Web page and app entries
+ + + + +

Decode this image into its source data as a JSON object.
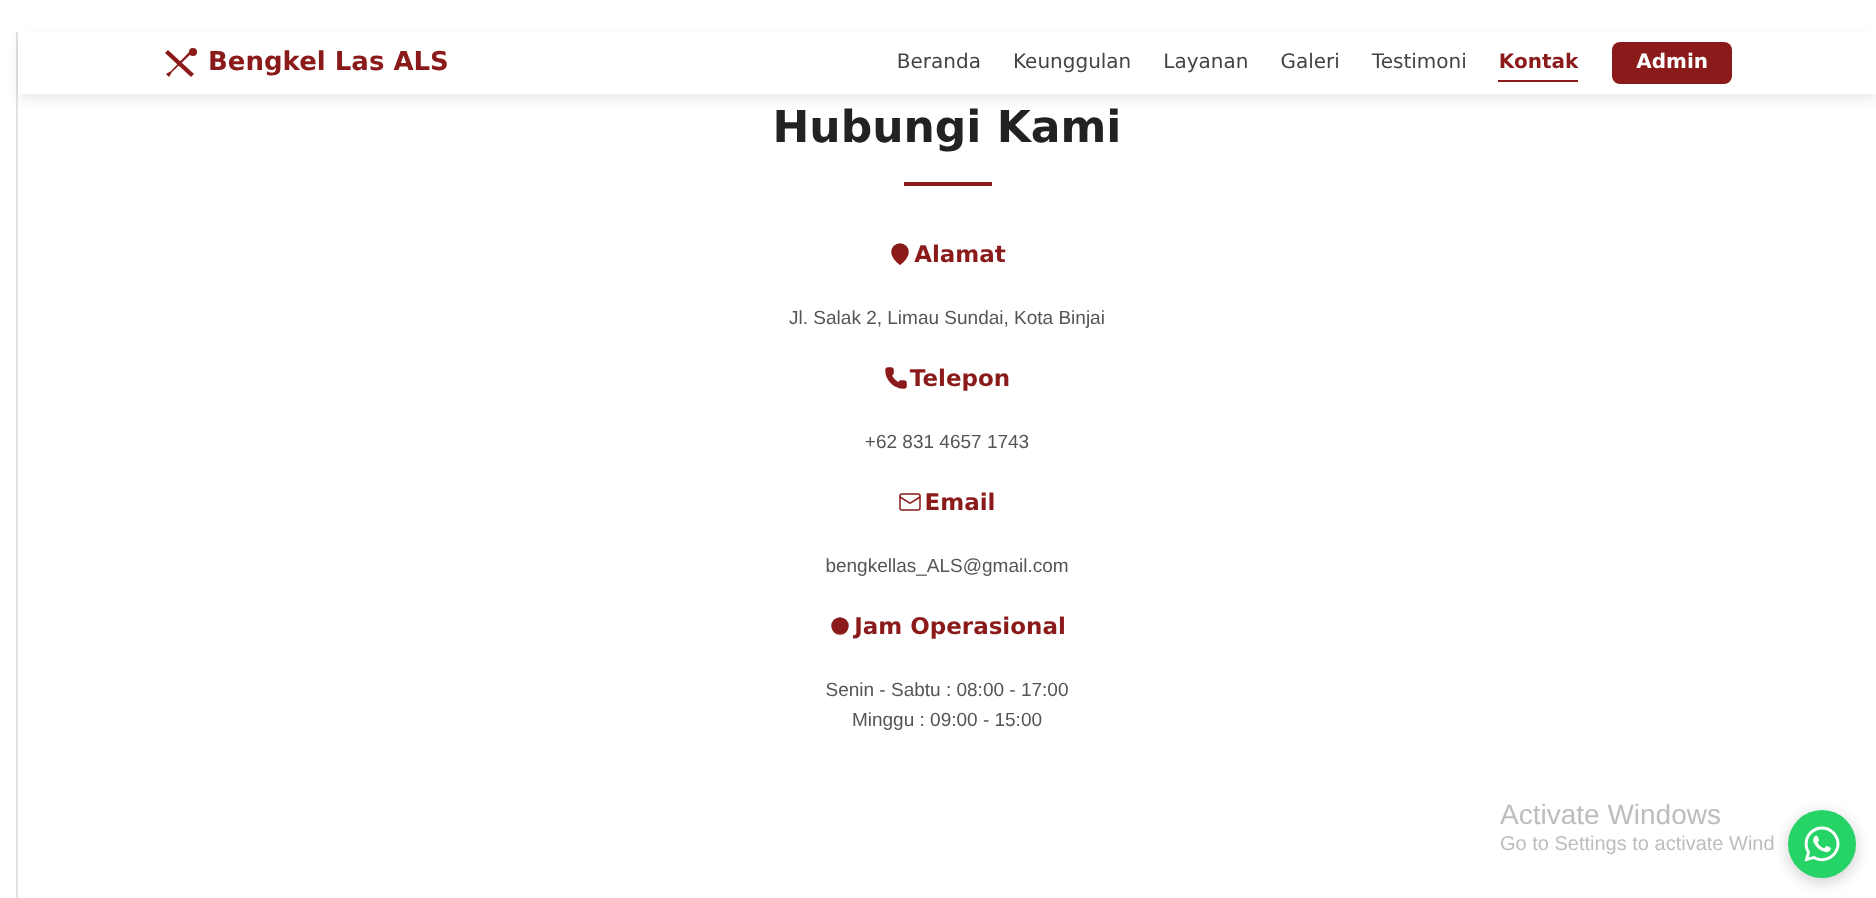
{
  "brand": {
    "name": "Bengkel Las ALS"
  },
  "nav": {
    "links": [
      {
        "label": "Beranda",
        "selected": false
      },
      {
        "label": "Keunggulan",
        "selected": false
      },
      {
        "label": "Layanan",
        "selected": false
      },
      {
        "label": "Galeri",
        "selected": false
      },
      {
        "label": "Testimoni",
        "selected": false
      },
      {
        "label": "Kontak",
        "selected": true
      }
    ],
    "button": "Admin"
  },
  "heading": "Hubungi Kami",
  "sections": [
    {
      "title": "Alamat",
      "lines": [
        "Jl. Salak 2, Limau Sundai, Kota Binjai"
      ]
    },
    {
      "title": "Telepon",
      "lines": [
        "+62 831 4657 1743"
      ]
    },
    {
      "title": "Email",
      "lines": [
        "bengkellas_ALS@gmail.com"
      ]
    },
    {
      "title": "Jam Operasional",
      "lines": [
        "Senin - Sabtu : 08:00 - 17:00",
        "Minggu : 09:00 - 15:00"
      ]
    }
  ],
  "os_notice": {
    "title": "Activate Windows",
    "text": "Go to Settings to activate Wind"
  }
}
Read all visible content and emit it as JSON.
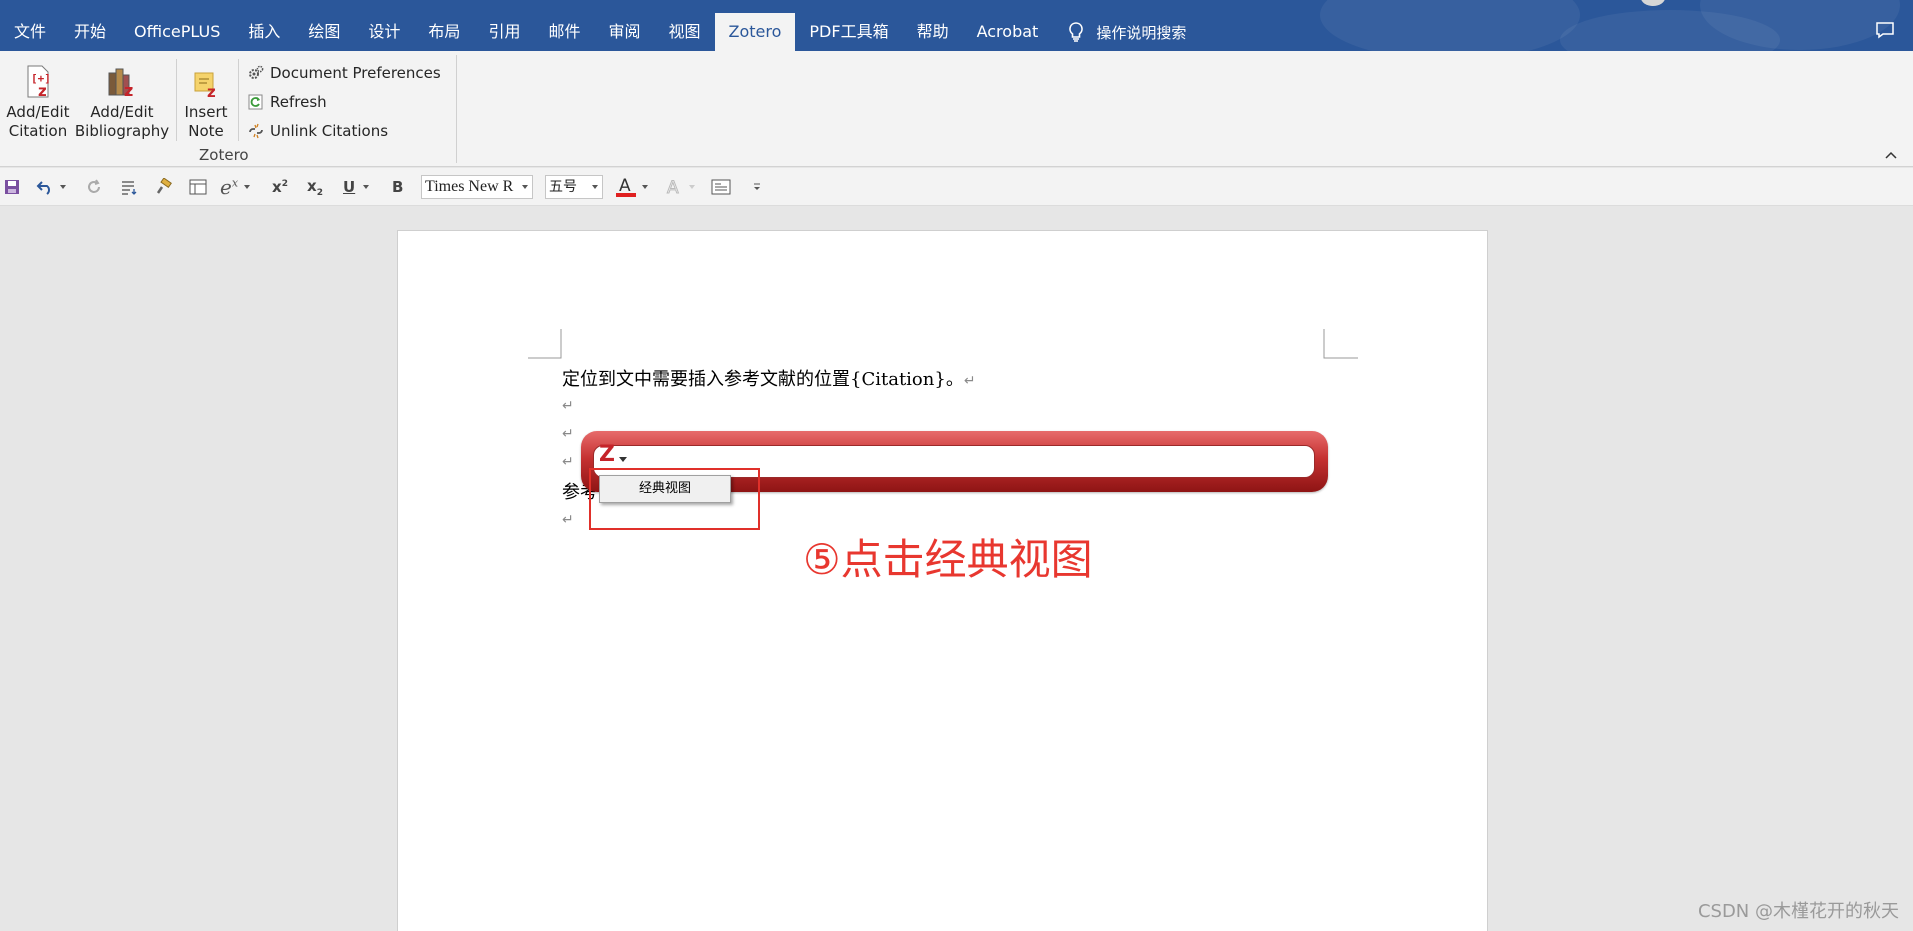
{
  "tabs": [
    {
      "label": "文件",
      "active": false
    },
    {
      "label": "开始",
      "active": false
    },
    {
      "label": "OfficePLUS",
      "active": false
    },
    {
      "label": "插入",
      "active": false
    },
    {
      "label": "绘图",
      "active": false
    },
    {
      "label": "设计",
      "active": false
    },
    {
      "label": "布局",
      "active": false
    },
    {
      "label": "引用",
      "active": false
    },
    {
      "label": "邮件",
      "active": false
    },
    {
      "label": "审阅",
      "active": false
    },
    {
      "label": "视图",
      "active": false
    },
    {
      "label": "Zotero",
      "active": true
    },
    {
      "label": "PDF工具箱",
      "active": false
    },
    {
      "label": "帮助",
      "active": false
    },
    {
      "label": "Acrobat",
      "active": false
    }
  ],
  "search": {
    "label": "操作说明搜索",
    "icon": "lightbulb-icon"
  },
  "ribbon": {
    "add_edit_citation": {
      "line1": "Add/Edit",
      "line2": "Citation"
    },
    "add_edit_bibliography": {
      "line1": "Add/Edit",
      "line2": "Bibliography"
    },
    "insert_note": {
      "line1": "Insert",
      "line2": "Note"
    },
    "document_preferences": "Document Preferences",
    "refresh": "Refresh",
    "unlink_citations": "Unlink Citations",
    "group_label": "Zotero"
  },
  "qat": {
    "font_name": "Times New R",
    "font_size": "五号",
    "font_color": "#e02020"
  },
  "document": {
    "line1": "定位到文中需要插入参考文献的位置{Citation}。",
    "line5": "参考",
    "para_mark": "↵"
  },
  "zotero_bar": {
    "logo": "Z"
  },
  "menu": {
    "item": "经典视图"
  },
  "annotation": {
    "text": "⑤点击经典视图",
    "color": "#e8372f"
  },
  "watermark": "CSDN @木槿花开的秋天",
  "colors": {
    "tab_bar": "#2b579a",
    "ribbon": "#f3f3f3",
    "zotero_red": "#c5242a"
  }
}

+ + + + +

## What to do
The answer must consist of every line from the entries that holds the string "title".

## Answer below
      "title": "Alamat",
      "title": "Telepon",
      "title": "Email",
      "title": "Jam Operasional",
    "title": "Activate Windows",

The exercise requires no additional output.